▸ HOW TO COMPLETE THIS TASK:
An exact copy of all the data below is needed.
━━━━━ LISTED RECORDS
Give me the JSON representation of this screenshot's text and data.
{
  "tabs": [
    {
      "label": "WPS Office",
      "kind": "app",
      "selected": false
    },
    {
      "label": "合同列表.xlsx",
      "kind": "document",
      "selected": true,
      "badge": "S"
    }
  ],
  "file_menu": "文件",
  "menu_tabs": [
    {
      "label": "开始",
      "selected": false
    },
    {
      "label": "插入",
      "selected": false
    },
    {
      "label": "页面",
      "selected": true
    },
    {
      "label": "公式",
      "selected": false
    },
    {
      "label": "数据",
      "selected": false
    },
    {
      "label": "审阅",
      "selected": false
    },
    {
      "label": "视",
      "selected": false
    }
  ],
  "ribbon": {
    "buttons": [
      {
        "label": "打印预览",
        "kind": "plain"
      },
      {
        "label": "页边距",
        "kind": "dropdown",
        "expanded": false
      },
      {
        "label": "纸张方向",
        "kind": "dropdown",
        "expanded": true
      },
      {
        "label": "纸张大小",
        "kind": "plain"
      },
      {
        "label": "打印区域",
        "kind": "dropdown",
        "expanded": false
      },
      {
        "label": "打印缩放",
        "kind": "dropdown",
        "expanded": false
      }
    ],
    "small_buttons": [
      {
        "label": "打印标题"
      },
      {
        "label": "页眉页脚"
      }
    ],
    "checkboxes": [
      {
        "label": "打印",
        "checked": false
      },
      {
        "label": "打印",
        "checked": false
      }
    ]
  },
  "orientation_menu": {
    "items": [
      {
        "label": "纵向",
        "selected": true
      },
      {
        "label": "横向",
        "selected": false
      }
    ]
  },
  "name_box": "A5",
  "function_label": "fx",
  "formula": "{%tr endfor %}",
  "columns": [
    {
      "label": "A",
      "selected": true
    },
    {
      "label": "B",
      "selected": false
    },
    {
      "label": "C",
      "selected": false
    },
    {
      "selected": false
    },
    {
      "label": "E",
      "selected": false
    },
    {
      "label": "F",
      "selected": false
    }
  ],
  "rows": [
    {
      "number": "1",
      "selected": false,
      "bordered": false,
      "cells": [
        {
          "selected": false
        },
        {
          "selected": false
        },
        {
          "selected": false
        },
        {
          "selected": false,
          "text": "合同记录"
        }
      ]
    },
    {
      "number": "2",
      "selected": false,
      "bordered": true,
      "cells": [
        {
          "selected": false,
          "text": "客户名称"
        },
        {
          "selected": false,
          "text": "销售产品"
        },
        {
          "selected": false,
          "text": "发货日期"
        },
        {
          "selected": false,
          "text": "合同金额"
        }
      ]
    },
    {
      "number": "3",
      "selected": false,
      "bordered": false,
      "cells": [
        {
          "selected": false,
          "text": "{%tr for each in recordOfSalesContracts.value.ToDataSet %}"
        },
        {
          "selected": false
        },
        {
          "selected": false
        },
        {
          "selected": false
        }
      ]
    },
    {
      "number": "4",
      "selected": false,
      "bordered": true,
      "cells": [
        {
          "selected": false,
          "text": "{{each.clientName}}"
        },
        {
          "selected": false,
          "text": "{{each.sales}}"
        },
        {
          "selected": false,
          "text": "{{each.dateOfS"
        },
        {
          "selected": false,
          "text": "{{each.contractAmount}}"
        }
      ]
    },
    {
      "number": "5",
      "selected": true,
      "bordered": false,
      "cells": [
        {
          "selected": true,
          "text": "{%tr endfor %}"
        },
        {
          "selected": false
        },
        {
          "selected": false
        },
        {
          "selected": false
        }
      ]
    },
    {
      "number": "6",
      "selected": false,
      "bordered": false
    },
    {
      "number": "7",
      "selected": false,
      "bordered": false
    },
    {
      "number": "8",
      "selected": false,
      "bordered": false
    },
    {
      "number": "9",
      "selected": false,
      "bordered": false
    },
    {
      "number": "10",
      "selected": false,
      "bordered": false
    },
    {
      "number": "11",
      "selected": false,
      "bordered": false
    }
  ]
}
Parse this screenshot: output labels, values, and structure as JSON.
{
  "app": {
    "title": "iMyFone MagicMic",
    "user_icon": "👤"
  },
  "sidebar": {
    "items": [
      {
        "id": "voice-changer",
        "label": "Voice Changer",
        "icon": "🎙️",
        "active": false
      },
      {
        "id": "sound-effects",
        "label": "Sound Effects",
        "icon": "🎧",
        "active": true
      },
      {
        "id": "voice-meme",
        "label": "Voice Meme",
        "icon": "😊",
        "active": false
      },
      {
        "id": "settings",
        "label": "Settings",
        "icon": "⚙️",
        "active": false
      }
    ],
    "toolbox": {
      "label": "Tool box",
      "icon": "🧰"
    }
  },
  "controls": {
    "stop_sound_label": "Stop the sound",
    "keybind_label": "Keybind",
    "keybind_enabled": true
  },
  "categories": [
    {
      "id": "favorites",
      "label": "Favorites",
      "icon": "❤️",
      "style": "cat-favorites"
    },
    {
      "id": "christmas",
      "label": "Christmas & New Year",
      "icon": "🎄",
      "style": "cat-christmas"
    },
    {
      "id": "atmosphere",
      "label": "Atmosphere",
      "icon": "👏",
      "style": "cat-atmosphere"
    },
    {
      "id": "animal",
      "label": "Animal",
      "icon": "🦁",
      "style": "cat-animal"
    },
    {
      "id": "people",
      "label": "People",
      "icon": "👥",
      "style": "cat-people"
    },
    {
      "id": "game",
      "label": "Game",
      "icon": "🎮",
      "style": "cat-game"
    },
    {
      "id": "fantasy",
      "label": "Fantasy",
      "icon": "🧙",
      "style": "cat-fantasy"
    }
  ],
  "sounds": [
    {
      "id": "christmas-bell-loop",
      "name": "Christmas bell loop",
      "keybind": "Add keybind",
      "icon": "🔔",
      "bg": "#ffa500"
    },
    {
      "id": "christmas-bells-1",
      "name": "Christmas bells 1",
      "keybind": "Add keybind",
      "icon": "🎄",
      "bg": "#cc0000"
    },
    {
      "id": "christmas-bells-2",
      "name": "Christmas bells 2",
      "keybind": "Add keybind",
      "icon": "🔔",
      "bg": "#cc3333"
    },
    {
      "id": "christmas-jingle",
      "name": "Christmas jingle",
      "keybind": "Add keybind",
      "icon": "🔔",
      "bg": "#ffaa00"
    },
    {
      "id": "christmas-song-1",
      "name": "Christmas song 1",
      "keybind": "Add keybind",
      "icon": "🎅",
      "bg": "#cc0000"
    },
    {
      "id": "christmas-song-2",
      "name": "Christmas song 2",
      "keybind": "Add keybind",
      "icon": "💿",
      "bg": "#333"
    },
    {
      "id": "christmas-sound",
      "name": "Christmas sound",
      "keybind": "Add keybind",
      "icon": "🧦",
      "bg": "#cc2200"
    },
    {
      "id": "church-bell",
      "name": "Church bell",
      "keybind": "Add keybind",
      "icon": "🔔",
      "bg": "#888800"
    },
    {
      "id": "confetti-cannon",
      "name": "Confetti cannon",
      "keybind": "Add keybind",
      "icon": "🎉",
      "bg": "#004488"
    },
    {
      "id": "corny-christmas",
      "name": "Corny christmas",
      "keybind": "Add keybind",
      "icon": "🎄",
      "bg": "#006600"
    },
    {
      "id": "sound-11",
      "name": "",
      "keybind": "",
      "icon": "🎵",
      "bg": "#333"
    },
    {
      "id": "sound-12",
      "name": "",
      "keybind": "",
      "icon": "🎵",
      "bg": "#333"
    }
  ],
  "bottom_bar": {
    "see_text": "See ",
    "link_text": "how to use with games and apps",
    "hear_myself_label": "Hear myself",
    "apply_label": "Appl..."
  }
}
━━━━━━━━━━
▸ YOUR SOLUTION:
Give me the JSON representation of this screenshot's text and data.
{
  "tabs": [
    {
      "label": "WPS Office",
      "kind": "app",
      "selected": false
    },
    {
      "label": "合同列表.xlsx",
      "kind": "document",
      "selected": true,
      "badge": "S"
    }
  ],
  "file_menu": "文件",
  "menu_tabs": [
    {
      "label": "开始",
      "selected": false
    },
    {
      "label": "插入",
      "selected": false
    },
    {
      "label": "页面",
      "selected": true
    },
    {
      "label": "公式",
      "selected": false
    },
    {
      "label": "数据",
      "selected": false
    },
    {
      "label": "审阅",
      "selected": false
    },
    {
      "label": "视",
      "selected": false
    }
  ],
  "ribbon": {
    "buttons": [
      {
        "label": "打印预览",
        "kind": "plain"
      },
      {
        "label": "页边距",
        "kind": "dropdown",
        "expanded": false
      },
      {
        "label": "纸张方向",
        "kind": "dropdown",
        "expanded": true
      },
      {
        "label": "纸张大小",
        "kind": "plain"
      },
      {
        "label": "打印区域",
        "kind": "dropdown",
        "expanded": false
      },
      {
        "label": "打印缩放",
        "kind": "dropdown",
        "expanded": false
      }
    ],
    "small_buttons": [
      {
        "label": "打印标题"
      },
      {
        "label": "页眉页脚"
      }
    ],
    "checkboxes": [
      {
        "label": "打印",
        "checked": false
      },
      {
        "label": "打印",
        "checked": false
      }
    ]
  },
  "orientation_menu": {
    "items": [
      {
        "label": "纵向",
        "selected": true
      },
      {
        "label": "横向",
        "selected": false
      }
    ]
  },
  "name_box": "A5",
  "function_label": "fx",
  "formula": "{%tr endfor %}",
  "columns": [
    {
      "label": "A",
      "selected": true
    },
    {
      "label": "B",
      "selected": false
    },
    {
      "label": "C",
      "selected": false
    },
    {
      "selected": false
    },
    {
      "label": "E",
      "selected": false
    },
    {
      "label": "F",
      "selected": false
    }
  ],
  "rows": [
    {
      "number": "1",
      "selected": false,
      "bordered": false,
      "cells": [
        {
          "selected": false
        },
        {
          "selected": false
        },
        {
          "selected": false
        },
        {
          "selected": false,
          "text": "合同记录"
        }
      ]
    },
    {
      "number": "2",
      "selected": false,
      "bordered": true,
      "cells": [
        {
          "selected": false,
          "text": "客户名称"
        },
        {
          "selected": false,
          "text": "销售产品"
        },
        {
          "selected": false,
          "text": "发货日期"
        },
        {
          "selected": false,
          "text": "合同金额"
        }
      ]
    },
    {
      "number": "3",
      "selected": false,
      "bordered": false,
      "cells": [
        {
          "selected": false,
          "text": "{%tr for each in recordOfSalesContracts.value.ToDataSet %}"
        },
        {
          "selected": false
        },
        {
          "selected": false
        },
        {
          "selected": false
        }
      ]
    },
    {
      "number": "4",
      "selected": false,
      "bordered": true,
      "cells": [
        {
          "selected": false,
          "text": "{{each.clientName}}"
        },
        {
          "selected": false,
          "text": "{{each.sales}}"
        },
        {
          "selected": false,
          "text": "{{each.dateOfS"
        },
        {
          "selected": false,
          "text": "{{each.contractAmount}}"
        }
      ]
    },
    {
      "number": "5",
      "selected": true,
      "bordered": false,
      "cells": [
        {
          "selected": true,
          "text": "{%tr endfor %}"
        },
        {
          "selected": false
        },
        {
          "selected": false
        },
        {
          "selected": false
        }
      ]
    },
    {
      "number": "6",
      "selected": false,
      "bordered": false
    },
    {
      "number": "7",
      "selected": false,
      "bordered": false
    },
    {
      "number": "8",
      "selected": false,
      "bordered": false
    },
    {
      "number": "9",
      "selected": false,
      "bordered": false
    },
    {
      "number": "10",
      "selected": false,
      "bordered": false
    },
    {
      "number": "11",
      "selected": false,
      "bordered": false
    }
  ]
}
Parse this screenshot: output labels, values, and structure as JSON.
{
  "app": {
    "title": "iMyFone MagicMic",
    "user_icon": "👤"
  },
  "sidebar": {
    "items": [
      {
        "id": "voice-changer",
        "label": "Voice Changer",
        "icon": "🎙️",
        "active": false
      },
      {
        "id": "sound-effects",
        "label": "Sound Effects",
        "icon": "🎧",
        "active": true
      },
      {
        "id": "voice-meme",
        "label": "Voice Meme",
        "icon": "😊",
        "active": false
      },
      {
        "id": "settings",
        "label": "Settings",
        "icon": "⚙️",
        "active": false
      }
    ],
    "toolbox": {
      "label": "Tool box",
      "icon": "🧰"
    }
  },
  "controls": {
    "stop_sound_label": "Stop the sound",
    "keybind_label": "Keybind",
    "keybind_enabled": true
  },
  "categories": [
    {
      "id": "favorites",
      "label": "Favorites",
      "icon": "❤️",
      "style": "cat-favorites"
    },
    {
      "id": "christmas",
      "label": "Christmas & New Year",
      "icon": "🎄",
      "style": "cat-christmas"
    },
    {
      "id": "atmosphere",
      "label": "Atmosphere",
      "icon": "👏",
      "style": "cat-atmosphere"
    },
    {
      "id": "animal",
      "label": "Animal",
      "icon": "🦁",
      "style": "cat-animal"
    },
    {
      "id": "people",
      "label": "People",
      "icon": "👥",
      "style": "cat-people"
    },
    {
      "id": "game",
      "label": "Game",
      "icon": "🎮",
      "style": "cat-game"
    },
    {
      "id": "fantasy",
      "label": "Fantasy",
      "icon": "🧙",
      "style": "cat-fantasy"
    }
  ],
  "sounds": [
    {
      "id": "christmas-bell-loop",
      "name": "Christmas bell loop",
      "keybind": "Add keybind",
      "icon": "🔔",
      "bg": "#ffa500"
    },
    {
      "id": "christmas-bells-1",
      "name": "Christmas bells 1",
      "keybind": "Add keybind",
      "icon": "🎄",
      "bg": "#cc0000"
    },
    {
      "id": "christmas-bells-2",
      "name": "Christmas bells 2",
      "keybind": "Add keybind",
      "icon": "🔔",
      "bg": "#cc3333"
    },
    {
      "id": "christmas-jingle",
      "name": "Christmas jingle",
      "keybind": "Add keybind",
      "icon": "🔔",
      "bg": "#ffaa00"
    },
    {
      "id": "christmas-song-1",
      "name": "Christmas song 1",
      "keybind": "Add keybind",
      "icon": "🎅",
      "bg": "#cc0000"
    },
    {
      "id": "christmas-song-2",
      "name": "Christmas song 2",
      "keybind": "Add keybind",
      "icon": "💿",
      "bg": "#333"
    },
    {
      "id": "christmas-sound",
      "name": "Christmas sound",
      "keybind": "Add keybind",
      "icon": "🧦",
      "bg": "#cc2200"
    },
    {
      "id": "church-bell",
      "name": "Church bell",
      "keybind": "Add keybind",
      "icon": "🔔",
      "bg": "#888800"
    },
    {
      "id": "confetti-cannon",
      "name": "Confetti cannon",
      "keybind": "Add keybind",
      "icon": "🎉",
      "bg": "#004488"
    },
    {
      "id": "corny-christmas",
      "name": "Corny christmas",
      "keybind": "Add keybind",
      "icon": "🎄",
      "bg": "#006600"
    },
    {
      "id": "sound-11",
      "name": "",
      "keybind": "",
      "icon": "🎵",
      "bg": "#333"
    },
    {
      "id": "sound-12",
      "name": "",
      "keybind": "",
      "icon": "🎵",
      "bg": "#333"
    }
  ],
  "bottom_bar": {
    "see_text": "See ",
    "link_text": "how to use with games and apps",
    "hear_myself_label": "Hear myself",
    "apply_label": "Appl..."
  }
}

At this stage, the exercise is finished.